Gluten-free pizza can be every bit as delicious as a wheat based crust. In fact, you could serve this at your next party and no one would be the wiser. I do it all the time. Although the results can be a dead ringer for traditional wheat crusts, the preparation is fundamentally different. The gluten-free dough must be vigorously beat with a paddle to properly develop the xanthan gum, but it is too sticky to be kneaded. When working with wheat flours, a long, slow first rise with a brief second rise is a necessary step to properly develop flavor. With gluten-free yeast doughs, only one rise is necessary. While this is a wonderful time-saver, I like to enhance the dough’s flavor with a bit of garlic powder, agave syrup and a handful of fresh oregano. Traditional pizza crusts don’t typically call for eggs or baking powder, but I have found that the egg adds structure while the baking powder provides a foolproof oven-rise that a yeast only dough wouldn’t have. This recipe will work without the baking powder, but the results are superior with it included. Another crucial difference in preparation is that gluten-free pizza crust needs to be pre-baked for 10 minutes. At this point you can remove the dough from the oven, add your desired toppings and then return the pizza to the oven to finish baking. Taking the time to adapt your techniques to gluten-free pizza baking is worth the effort and before long you will think nothing of preparing homemade pizza for weeknight meals.
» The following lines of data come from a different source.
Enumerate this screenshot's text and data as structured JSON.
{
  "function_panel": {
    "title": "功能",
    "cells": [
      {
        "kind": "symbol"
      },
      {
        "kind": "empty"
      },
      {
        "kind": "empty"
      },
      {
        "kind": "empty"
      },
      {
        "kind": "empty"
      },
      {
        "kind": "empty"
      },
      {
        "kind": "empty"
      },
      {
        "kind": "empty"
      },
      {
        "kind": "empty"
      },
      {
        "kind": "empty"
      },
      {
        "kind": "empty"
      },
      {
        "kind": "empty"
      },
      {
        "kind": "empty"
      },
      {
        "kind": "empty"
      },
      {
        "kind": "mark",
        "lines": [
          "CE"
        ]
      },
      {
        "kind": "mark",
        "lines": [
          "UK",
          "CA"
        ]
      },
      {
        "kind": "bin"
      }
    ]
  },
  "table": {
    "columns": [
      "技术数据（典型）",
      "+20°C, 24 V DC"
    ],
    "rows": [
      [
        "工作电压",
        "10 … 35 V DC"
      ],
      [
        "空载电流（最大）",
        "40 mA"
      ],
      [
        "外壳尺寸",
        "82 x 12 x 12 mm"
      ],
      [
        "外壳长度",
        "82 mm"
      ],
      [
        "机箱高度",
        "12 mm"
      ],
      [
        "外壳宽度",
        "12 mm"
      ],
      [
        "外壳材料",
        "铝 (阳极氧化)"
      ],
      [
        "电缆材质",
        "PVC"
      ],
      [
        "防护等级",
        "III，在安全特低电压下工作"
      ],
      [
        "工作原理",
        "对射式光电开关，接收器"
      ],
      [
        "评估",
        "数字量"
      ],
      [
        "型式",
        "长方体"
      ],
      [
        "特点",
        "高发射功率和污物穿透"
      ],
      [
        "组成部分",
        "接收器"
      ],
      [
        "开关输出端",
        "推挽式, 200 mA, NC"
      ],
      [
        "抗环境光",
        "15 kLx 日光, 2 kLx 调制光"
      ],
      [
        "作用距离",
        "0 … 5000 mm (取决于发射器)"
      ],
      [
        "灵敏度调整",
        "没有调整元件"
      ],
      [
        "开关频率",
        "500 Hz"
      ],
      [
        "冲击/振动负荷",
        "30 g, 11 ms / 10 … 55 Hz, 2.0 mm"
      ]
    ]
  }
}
Gluten-Free Pizza Crust (one 14-16 inch crust)
- 1 ¾ cups all-purpose gluten-free flour mix (see below*)
- ¼ cup millet flour
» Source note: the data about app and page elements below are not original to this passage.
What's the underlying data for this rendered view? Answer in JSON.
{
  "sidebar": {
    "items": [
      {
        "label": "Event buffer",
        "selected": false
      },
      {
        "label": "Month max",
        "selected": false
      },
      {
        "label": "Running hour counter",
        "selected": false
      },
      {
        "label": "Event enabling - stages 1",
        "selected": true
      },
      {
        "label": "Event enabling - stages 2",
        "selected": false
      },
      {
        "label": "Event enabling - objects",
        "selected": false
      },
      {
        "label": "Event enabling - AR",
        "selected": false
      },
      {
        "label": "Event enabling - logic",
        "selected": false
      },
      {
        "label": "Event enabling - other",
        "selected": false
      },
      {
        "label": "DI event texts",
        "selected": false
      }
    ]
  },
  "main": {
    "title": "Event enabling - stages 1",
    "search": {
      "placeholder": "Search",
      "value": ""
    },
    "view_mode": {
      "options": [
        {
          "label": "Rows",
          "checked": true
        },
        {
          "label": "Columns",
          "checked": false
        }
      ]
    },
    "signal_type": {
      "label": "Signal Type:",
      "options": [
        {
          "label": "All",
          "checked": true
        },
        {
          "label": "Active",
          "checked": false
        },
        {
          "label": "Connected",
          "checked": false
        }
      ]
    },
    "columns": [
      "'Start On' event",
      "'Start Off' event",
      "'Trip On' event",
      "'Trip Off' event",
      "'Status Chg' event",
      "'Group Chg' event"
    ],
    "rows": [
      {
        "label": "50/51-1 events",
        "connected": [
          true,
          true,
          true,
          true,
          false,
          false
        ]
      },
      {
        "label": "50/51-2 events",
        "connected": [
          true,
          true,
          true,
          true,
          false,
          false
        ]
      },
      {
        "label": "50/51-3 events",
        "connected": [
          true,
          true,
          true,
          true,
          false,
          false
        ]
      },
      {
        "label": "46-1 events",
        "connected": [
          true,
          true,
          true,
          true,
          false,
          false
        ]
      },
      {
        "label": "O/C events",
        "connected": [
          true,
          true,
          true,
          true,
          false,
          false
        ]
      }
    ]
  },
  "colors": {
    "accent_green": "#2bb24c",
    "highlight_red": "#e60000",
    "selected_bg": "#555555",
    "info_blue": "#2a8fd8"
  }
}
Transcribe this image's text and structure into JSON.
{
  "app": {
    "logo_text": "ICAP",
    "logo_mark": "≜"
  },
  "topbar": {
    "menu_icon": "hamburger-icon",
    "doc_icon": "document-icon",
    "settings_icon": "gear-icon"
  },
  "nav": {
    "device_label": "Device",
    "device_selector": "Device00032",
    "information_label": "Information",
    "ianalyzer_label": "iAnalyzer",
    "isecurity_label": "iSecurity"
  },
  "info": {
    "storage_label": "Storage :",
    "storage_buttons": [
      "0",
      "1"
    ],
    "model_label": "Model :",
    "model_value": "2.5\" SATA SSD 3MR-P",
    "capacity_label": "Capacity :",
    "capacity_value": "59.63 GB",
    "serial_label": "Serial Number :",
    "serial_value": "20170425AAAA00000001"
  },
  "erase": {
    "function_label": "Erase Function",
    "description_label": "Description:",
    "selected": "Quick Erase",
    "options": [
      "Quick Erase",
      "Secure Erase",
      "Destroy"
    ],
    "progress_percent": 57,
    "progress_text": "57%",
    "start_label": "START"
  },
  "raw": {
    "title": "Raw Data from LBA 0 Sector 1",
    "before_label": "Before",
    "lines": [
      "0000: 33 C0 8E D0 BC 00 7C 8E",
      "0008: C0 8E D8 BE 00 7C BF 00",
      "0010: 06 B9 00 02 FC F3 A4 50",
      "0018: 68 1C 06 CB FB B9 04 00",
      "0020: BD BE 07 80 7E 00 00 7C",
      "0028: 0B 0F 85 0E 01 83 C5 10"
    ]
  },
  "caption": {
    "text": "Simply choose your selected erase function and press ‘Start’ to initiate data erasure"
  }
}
- 2 ¼ teaspoons active dry yeast
- 1 teaspoon baking powder (Hain brand for corn-free baking)
- 2 teaspoons xanthan gum (or guar gum for corn-free baking)
- ½ teaspoon garlic powder
- 1 teaspoon fine sea salt
- 2 tablespoons agave syrup
- 1 teaspoon fresh, minced oregano (optional)
- 1 large egg
- 2 tablespoons extra-virgin olive oil + a bit more for oiling the pan
- 1 teaspoon apple cider vinegar
- 3/4 cup warm water (use 1-3 additional tablespoons if necessary)
—> Add ALL ingredients to a mixing bowl of a heavy duty mixer, fitted with paddle attachment.
—> Start mixer on slowest speed, and pulse off and on to incorporate ingredients. Be careful to not splash contents of bowl: go slow. After about 30 seconds, increase mixing speed to medium and mix for 2 minutes.
—> Increase mixer speed to medium-high and mix for one additional minute. The mixture should look like a thick cake batter, and it should stick to the sides of the mixing bowl. It will NOT look like traditional wheat dough, and it should NOT form a ball (if it does, add lots more water!). Use the picture below as a guide for what the dough should look like (add a bit more water if needed to achieve this consistency) :
—> With a flexible spatula, scrape dough onto a pizza pan that has been generously oiled with 1-2 tablespoons olive oil.
—> Working by your kitchen sink, let the tap trickle a bit (warm water). Wet your hands and gently press and spread the dough towards the outer edges of the pan. Continually wet your hands as needed so that you can easily move the dough without it sticking to you. Patch and press any spots that break through. It should look like this:
—> When the dough is pressed into the pizza pan, drizzle with a bit of olive oil and set aside, UNCOVERED in a warm, 80 degree place. (The dough will be moist enough from being spread with wet hands to rise without being covered)
—> Let the dough rise for 35-45 minutes. It will be a bit puffy, but not quite doubled.
—> Bake pizza in preheated 400 degree oven for 10 minutes.
—> Remove from oven and add sauce, and desired toppings.
—> Return the topped pizza to oven and bake for approximately 12-16 more minutes depending on desired brownness.
—> Slide onto a wire rack to cool (this helps keep the crust crisp) and serve.
* All-Purpose Gluten-Free Flour Mix
- 2 cups brown rice flour (I use Authentic Foods Superfine)
- 1/3 cup tapioca starch (also called tapioca flour)
- 2/3 cup potato starch (NOT flour)
Mix well in large plastic container or Ziploc bag. Store in cool place or fridge.